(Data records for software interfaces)
■ ■ ■
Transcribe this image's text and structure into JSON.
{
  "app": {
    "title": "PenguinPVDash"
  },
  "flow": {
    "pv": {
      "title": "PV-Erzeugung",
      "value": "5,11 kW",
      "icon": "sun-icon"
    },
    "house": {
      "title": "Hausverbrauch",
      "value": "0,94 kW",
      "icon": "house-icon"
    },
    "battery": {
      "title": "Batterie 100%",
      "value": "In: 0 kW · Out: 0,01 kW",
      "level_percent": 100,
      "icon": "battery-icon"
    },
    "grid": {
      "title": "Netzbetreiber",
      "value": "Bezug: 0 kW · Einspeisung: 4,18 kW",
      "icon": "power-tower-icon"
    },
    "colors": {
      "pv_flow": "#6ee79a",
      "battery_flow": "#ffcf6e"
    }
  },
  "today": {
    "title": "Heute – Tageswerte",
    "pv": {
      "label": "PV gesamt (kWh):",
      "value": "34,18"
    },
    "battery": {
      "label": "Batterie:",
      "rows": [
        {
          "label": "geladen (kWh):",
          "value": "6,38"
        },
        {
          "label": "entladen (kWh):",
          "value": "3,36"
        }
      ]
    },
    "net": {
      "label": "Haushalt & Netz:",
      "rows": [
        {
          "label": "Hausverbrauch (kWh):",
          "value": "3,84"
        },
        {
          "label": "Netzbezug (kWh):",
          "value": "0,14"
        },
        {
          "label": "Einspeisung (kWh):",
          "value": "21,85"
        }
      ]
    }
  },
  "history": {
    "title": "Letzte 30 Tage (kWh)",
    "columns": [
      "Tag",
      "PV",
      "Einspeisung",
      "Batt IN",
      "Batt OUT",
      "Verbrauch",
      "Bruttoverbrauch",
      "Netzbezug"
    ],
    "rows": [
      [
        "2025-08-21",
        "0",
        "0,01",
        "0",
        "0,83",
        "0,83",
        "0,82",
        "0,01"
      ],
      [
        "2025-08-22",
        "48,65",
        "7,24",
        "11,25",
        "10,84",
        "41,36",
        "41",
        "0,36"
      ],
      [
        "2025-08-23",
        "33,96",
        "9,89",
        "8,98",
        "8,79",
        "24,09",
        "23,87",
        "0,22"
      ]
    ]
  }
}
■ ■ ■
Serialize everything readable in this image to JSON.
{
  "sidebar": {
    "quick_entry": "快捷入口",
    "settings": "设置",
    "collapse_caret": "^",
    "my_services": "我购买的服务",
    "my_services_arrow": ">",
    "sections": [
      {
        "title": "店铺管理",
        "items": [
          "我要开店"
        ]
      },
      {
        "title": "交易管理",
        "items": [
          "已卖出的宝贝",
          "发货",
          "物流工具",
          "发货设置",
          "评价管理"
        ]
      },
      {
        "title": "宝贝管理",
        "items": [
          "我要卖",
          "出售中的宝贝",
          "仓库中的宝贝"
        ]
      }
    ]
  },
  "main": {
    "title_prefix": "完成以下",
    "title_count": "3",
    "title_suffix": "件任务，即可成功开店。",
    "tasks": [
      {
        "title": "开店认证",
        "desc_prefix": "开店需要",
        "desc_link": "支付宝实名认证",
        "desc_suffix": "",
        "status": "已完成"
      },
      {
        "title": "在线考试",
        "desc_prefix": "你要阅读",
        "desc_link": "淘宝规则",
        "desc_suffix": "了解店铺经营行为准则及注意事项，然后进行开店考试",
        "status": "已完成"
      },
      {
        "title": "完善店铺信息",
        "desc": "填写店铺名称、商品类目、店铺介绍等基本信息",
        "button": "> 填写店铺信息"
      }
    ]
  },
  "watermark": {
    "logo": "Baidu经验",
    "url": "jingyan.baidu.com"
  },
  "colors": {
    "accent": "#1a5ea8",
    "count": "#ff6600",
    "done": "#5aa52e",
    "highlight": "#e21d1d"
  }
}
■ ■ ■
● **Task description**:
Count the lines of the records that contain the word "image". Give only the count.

● **Task solution**:
2